Depending on where you hail from, you might have some negative connotations associated with the bus. Some see it as something exclusively for the underprivileged who can’t yet afford a car. It goes without saying that such a mentality is pretty terrible. So if that’s how you see bus travel, then your program provider will appreciate it if you develop a new mentality before starting your study abroad program in Costa Rica.
8. Spanish class is not enough; you have to practice outside of the classroom.
In a perfect Spanish speaking world, a few hours of formal learning in a classroom would translate with ease to immediate use. In order for you to really capitalize on the opportunity to master Spanish, you must commit to using the language in your everyday life.
Seek out opportunities that allow for organic conversation. Take it a step further by not letting casual or simple exchanges between you and a service provider count (though important, these exchanges rarely offer opportunity for deeper-level conversations). Instead, proactively make friends with Ticos, set up times to chat with your local Spanish professor, avoid only hanging out with other Americans all the time, etc. Then, and only then, will you walk away from the experience with substantial proficiency in Spanish.
9. You are going to have the time of your life, but you have to put in the work.
You won't just learn things by way of simply being in Costa Rica. You have to make an effort, take your classes seriously, and seize the opportunities to learn. Look at your entire study abroad program as a series of never ending life lessons (which usually lends itself to curiosity, wonderment, and general enthusiasm for life).
Providers want you to enjoy yourself, but they also want you to get the most of our your experience academically, too. The great news is that most lessons are hidden amidst adventures and casual conversations. The bad news if most lessons can be skimmed over if the student isn’t intentional with their time spent abroad.

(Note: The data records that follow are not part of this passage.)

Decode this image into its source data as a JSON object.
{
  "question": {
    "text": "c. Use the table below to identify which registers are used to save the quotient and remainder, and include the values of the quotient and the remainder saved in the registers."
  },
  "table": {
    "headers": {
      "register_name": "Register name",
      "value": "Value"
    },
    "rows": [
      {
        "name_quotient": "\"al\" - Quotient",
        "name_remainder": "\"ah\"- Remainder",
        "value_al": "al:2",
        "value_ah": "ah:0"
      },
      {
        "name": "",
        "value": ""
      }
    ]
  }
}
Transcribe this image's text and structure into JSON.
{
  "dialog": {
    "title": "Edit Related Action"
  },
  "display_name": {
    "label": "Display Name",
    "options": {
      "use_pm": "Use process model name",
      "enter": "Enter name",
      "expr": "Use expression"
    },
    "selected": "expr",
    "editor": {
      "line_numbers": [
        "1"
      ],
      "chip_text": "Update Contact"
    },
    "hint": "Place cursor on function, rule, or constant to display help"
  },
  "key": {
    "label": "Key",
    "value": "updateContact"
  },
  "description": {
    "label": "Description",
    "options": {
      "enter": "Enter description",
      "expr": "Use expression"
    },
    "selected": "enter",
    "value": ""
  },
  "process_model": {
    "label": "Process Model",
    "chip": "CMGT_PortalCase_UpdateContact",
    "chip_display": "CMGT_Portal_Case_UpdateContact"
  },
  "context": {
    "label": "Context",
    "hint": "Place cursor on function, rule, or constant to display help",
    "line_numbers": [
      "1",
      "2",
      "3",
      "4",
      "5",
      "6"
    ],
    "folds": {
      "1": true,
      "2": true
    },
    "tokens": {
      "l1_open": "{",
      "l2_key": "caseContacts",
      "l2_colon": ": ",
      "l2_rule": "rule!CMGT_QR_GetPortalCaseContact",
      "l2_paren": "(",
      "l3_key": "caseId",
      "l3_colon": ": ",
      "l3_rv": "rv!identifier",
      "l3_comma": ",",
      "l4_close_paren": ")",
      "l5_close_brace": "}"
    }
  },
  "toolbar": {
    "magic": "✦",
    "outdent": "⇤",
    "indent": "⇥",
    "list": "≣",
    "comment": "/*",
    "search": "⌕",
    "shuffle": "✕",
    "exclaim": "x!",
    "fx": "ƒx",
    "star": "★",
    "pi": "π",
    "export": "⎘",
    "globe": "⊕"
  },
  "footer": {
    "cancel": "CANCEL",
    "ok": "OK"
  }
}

You’ll likely come across something I’ve missed after you’ve had your own experience of studying abroad in Costa Rica, but these nine things will at least get you started on the right track. Know the language, geography, some of the difference in everyday life, how to travel, and the rest will fall in place.